Our very own Waterloo Undergraduate Student Association (WUSA) Vice President of Education, Matthew Gerrits, represents the UW undergraduate student body with a seat on the OUSA Steering Committee [external link]. Together with the committee, he helped bring the OSAP campaign to fruition, speaking to the effects of these changes on UWaterloo students. “Advocating together makes us stronger,” says Gerrits. “If every student added their story to this campaign, we would have over 150,000 letters for local MPPs, showing that these OSAP cuts affect students across Ontario, from every riding.”
Janda voices similar advice to students: “Knowledge should be a right, not a privilege for the rich and wealthy. When the next provincial election comes around, vote for politicians who value and prioritize affordable education. We need a government that cares about young people.”
Students represent an enormous voting demographic and exercising that right is an important way to ensure your voices are heard. In this case, there’s also another. Join the OUSA/OSAP letter campaign [external link] and strengthen our voice by adding yours. Follow the link, fill out your info, and share your story. OUSA will then send these letters on your behalf to the provincial government, the Minister of Training, Colleges and Universities and your local MPPs.
Students are feeling and facing the effects of these changes every day.

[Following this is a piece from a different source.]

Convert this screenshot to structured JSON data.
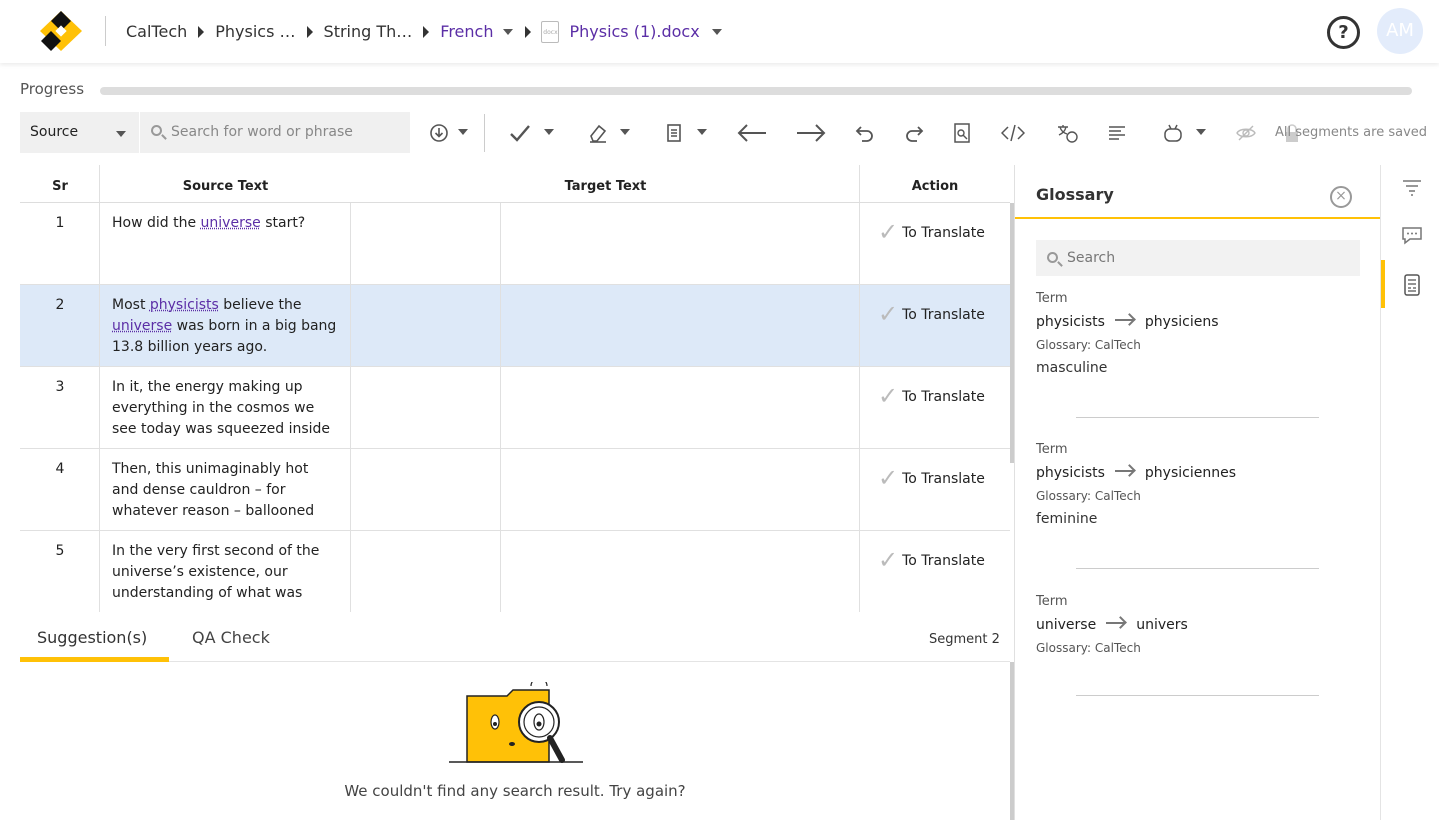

Every day they go to work rather than school, when they’re only one year away from graduation and had to postpone this semester (possibly even this entire year of study). Every day they miss a family gathering because they’re having to work late at one of their two part-time jobs. Every day they accumulate interest on their provincial loan immediately after they graduate, before they’ve even landed their first full-time position. We know this is the everyday reality of our students. Join us in making sure the provincial government knows it too.
The Ontario Undergraduate Student Alliance (OUSA) represents the interests of approximately 150,000 professional and undergraduate, full-time and part-time university students at eight student associations across Ontario. Their vision is for an accessible, affordable, accountable and high quality post-secondary education in Ontario.